Charities in the know use live-stream fundraising to get tons of donations for good causes. Others are missing out. Now GivenGain wants to bridge the gap between them.
This month, the global leader in crowdfunding for charity wants gamers, musicians and anyone with a livestream to do it for good.
Why? Because livestreaming for charity is big – really big. Streaming platform Twitch estimates that between 2012 and 2017, more than $75m was raised for various charities on its service.
Levelling the playing field
Marius Maré, GivenGain President, says the fundraising platform – itself a non-profit – has long used innovative technologies to break down the barriers between haves and have-nots.
“That’s true here as well. With our live stream widgets, we’re not just connecting streaming and fundraising, we’re helping to level the playing field between large and small non-profits. Any charity or fundraiser can use our technology free of charge, connecting them with a socially aware new generation of Generation Z charity supporters,” he says.
“It’s a very exciting time for charities and a big focus for GivenGain. People are cooped up during COVID-19, which causes many people to spend a lot of time online. Why not use that time to do a charity drive and potentially make a huge difference in the process?”
What is it?
Maré says live streaming for charity is like old-school telethons or donation drives (and by old school we mean last year): streamers broadcast themselves doing just about anything (game-playing, a music performance, cooking or creating a work of art). It goes out live on the internet, and viewers are asked to donate to charity.
This works particularly well because of the social component of online fundraising, says Maré. “You have one person undertaking to do something strenuous or fun or even a little bit risky, like gaming, and a large following sharing his or her interest.
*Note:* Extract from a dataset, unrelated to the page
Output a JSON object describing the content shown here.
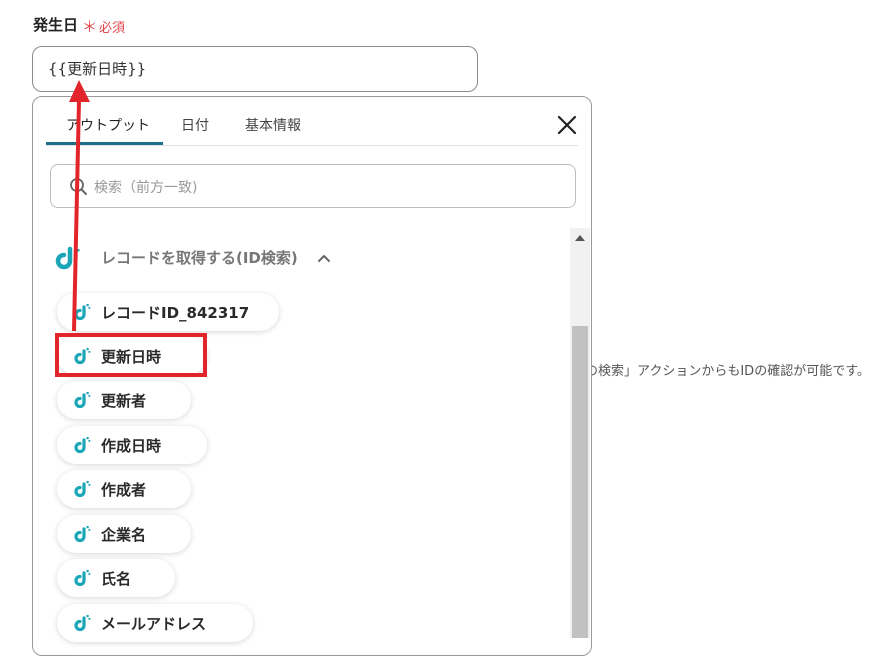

In exchange for the gamer’s challenge his followers make a donation to his or her favourite charity, quickly resulting in a potentially massive difference for that charity.”
“Where it gets clever is that gamers, youtubers of all kinds – and in the future, marathon runners with GoPros – can plug fundraising into their live streams going out via Twitch, YouTube and various other platforms,” he explains.
Viewers of the stream see a fundraising progress bar – moving as the fundraising total comes closer to the appeal’s target (with a serotonin-releasing confetti burst when it hits target), plus a notification overlaying the video each time a donation comes in.
“The closer you get to target, the more discussion there is about making it or maybe increasing the target. Every time a donation comes in, the donor gets a shout-out from the streamer. It’s virtual community at its glorious best.”
One live streamer in particular, Grant Hinds, recently livestreamed a game-playing marathon of 12 hours on his birthday, raising R40,000 for small charity New Hope SA Homeless Shelter via GivenGain!
Grant says while the fees of other payment solutions have been exorbitant, GivenGain was able to build a system that “every streamer should use when gaming for charity – because more causes will be able to earn more money”.
How to get it
To add fundraising to your live stream, you must be logged in on GivenGain as a fundraiser and have at least one active fundraising project. Then simply click through to your Settings page here, choose an active project from the Livestreaming tab, and copy the links to our Donation Alert and Progress Bar widgets into your live streaming platform. For detailed instructions, visit GivenGain.